And that could be said to anyone writing poetry at any age. I mean, hell, it was only last year that I really felt like poetry clicked for me in a way it never did before. I just all of a sudden got it. See, I've been writing poems since I was a kid (and it was a real game-changer when I rhymed "well" with "bell"), and I'd like to believe that I've evolved from poetry-writer to poet (both are awesome, by the way).

In high school, I learned how to articulate myself in poems, even though I sounded like I was trying too hard to be a "poet" (which I absolutely was). But, to be fair, who the hell wasn't writing shitty poems as a teenager?

In college, I was beautifully stumbling with a voice that was mine and learning how to go abstract without the help of a thesaurus (which immediately made my poems sound dumb, so that took some rebuilding).

In my mid-to-late twenties, I refined the functionality of my poems and the speed that I wrote them. I discovered that I was dangerously close to what I'd always wanted to sound like. I just wasn't quite there yet, as I was often only writing poems when I was stoked or troubled.

And then, last year, all of a sudden, I had no trouble writing poems. They were easy, honest, and abstract. I liked what they said, and I liked how I said them.

Even when I was younger and thought I was good at writing poems (which is a world unto itself), I still struggled with consistency and process. That's not the case anymore. I can sit down to write a poem, and if it doesn't come, it'll come later, maybe tomorrow.
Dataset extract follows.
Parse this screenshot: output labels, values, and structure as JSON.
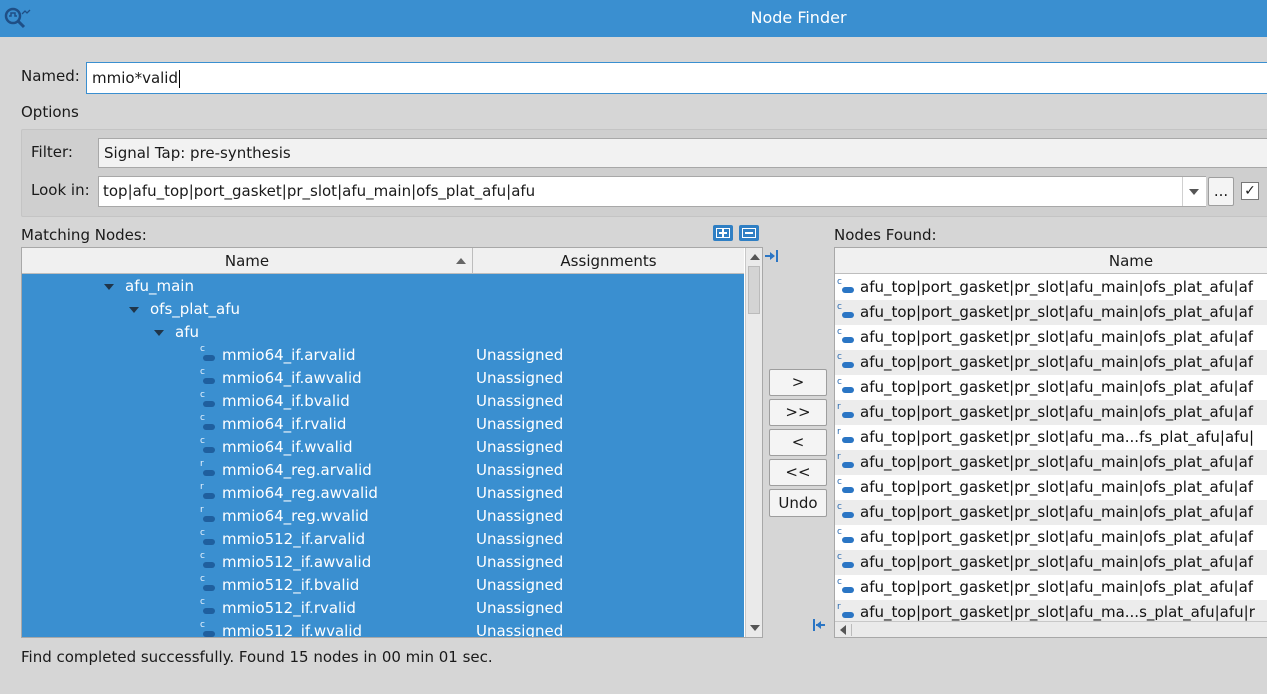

I'm constantly thinking about writing poems, and I maintain a frequency of at least 5-10 poems a month (and that's in between work, fun, and other writing projects - which is a combination of work and fun, I suppose).

No art is easy, but in all of my self-education with writing, poetry has been the most haphazard. It's the wilderness of the written word for me. Even though I've written books and screenplays, finally being what I first wanted to be as a little kid checking out poetry books from the library is un-fucking-real.

Ah well.


Happy Poetry Month!


Sara B said...

I enjoyed this. Keep up the good work Jake. And someday you'll be flooring your kids at a poetry reading :)

Jake Kilroy said...

Aww, well, thank you very much, Sara.

Someday. Not too soon. Oh my god, not anytime soon. Though when I do, those kids better be floor. Otherwise, they better find a new ride home.